In an effort to increase awareness about the Healthy Forest Restoration Act of 2003, the Student Environmental Association presented a dramatic reading of Dr. Seuss’s The Lorax Wednesday to a crowd of about 30 people. Following the skit was a brief explanation of the act and some of the possible consequences.
The Lorax is a children’s book that tells the story of an elephant-like creature that saves the Truffula from a villain who threatens to destroy it.
“The Healthy Forest Restoration Act basically goes into old-growth forests to take down old-growth trees,” said Matthew Kish, an SEA member who portrayed the Lorax.
Old-growth trees are blamed for forest fires nationwide, which is why the government aims to get rid of them. The Northwest Forest Plan, a program with similar aims, which was adopted in 1994, is failing in its attempt to solve the problem. In response, the Bush Administration proposed the Healthy Forest Restoration Act, passed by the House of Representatives in 2002 but filibustered by the Senate. It has since been reissued and will be a topic of discussion once Congress reconvenes in January.
One major issue the SEA and other environmentalists have with the act is the access it gives people to unharmed forests.
“If logging roads are put in the forests, logging companies now have the ability to take down all the trees,” Kish said.
A stipulation of the act is that the trees that are removed must have a small diameter.
“The timber companies can’t make anything from small-diameter timber, so they are going to have to remove large-diameter timber to make wood products. It’s only logical,” said Lily Lewis, president of SEA.
Another concern is that human contact will cause the balance of the environment in these areas to become unstable.
“We’re going to cause habitat fragmentation by putting in roads where there aren’t any,” said Jim Thomas, treasurer of SEA. “People can’t get back there now, but when they do they can damage the ecosystem or bring on the spread of new species.”
The revised act also calls for the government to subsidize the costs of timber removal to no more than $15 million.
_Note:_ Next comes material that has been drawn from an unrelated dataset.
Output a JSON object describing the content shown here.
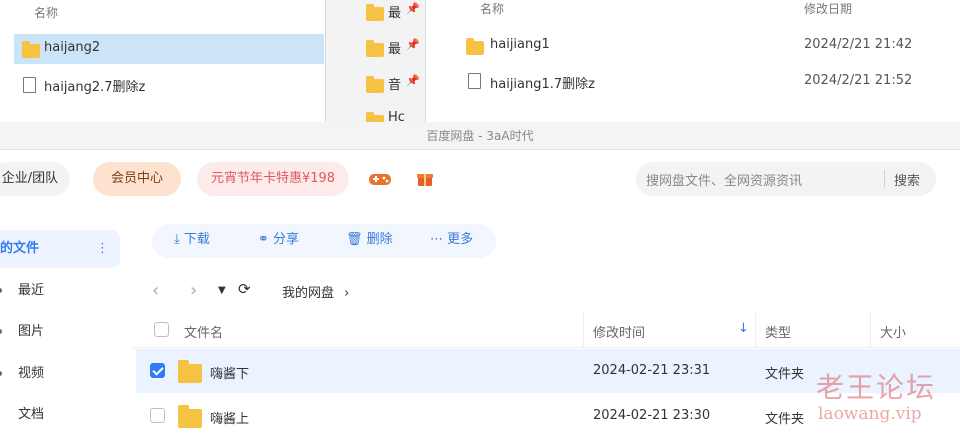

The act has exemption from the Appeals Reform Act, which gives the public adequate time to voice its opinion for or against an act. The appeal time for this act is about 100 days, Lewis said.
During Wednesday’s presentation, the SEA distributed an outline of the act as well as petitions to stifle the presentation of the act to the Senate. A voter registration table was at the meeting.
“If you aren’t registered to vote, signing a petition doesn’t do any good,” Lewis said.
She added that students could petition by writing or e-mailing their senators.
Aside from raising awareness about the Healthy Forest Restoration Act, the SEA wants to bring attention to other issues affecting the environment.
“Our plan for the remainder of this semester is to have our members focused on a particular project and become familiar with the legislation regarding it, such as air, water or pollution,” Lewis said. “I really think we can reach more people and get things accomplished by specializing.”
Next month, SEA will present an environmental discussion panel composed of professors and environmentalists to analyze the problems currently facing the environment. They also plan to have an activist training workshop in December.
“The workshop will teach how to effectively contact senators and spread the message we’re trying to get across. It’s basically an organizing tool because a lot of people have the right intentions, they just don’t know how to act on them,” Lewis said.
Regardless of the outcome of the Healthy Forest Restoration Act, the dedication of the SEA has not gone unnoticed. Linda Hubbard, who attended Wednesday’s performance in front of the Phyllis P. Marshall Center, found it promising that students were taking action.
“It is so nice to see young people getting involved, especially so many,” she said, admiring the crowd. “I just think it’s great to see them out here doing something about what they believe.”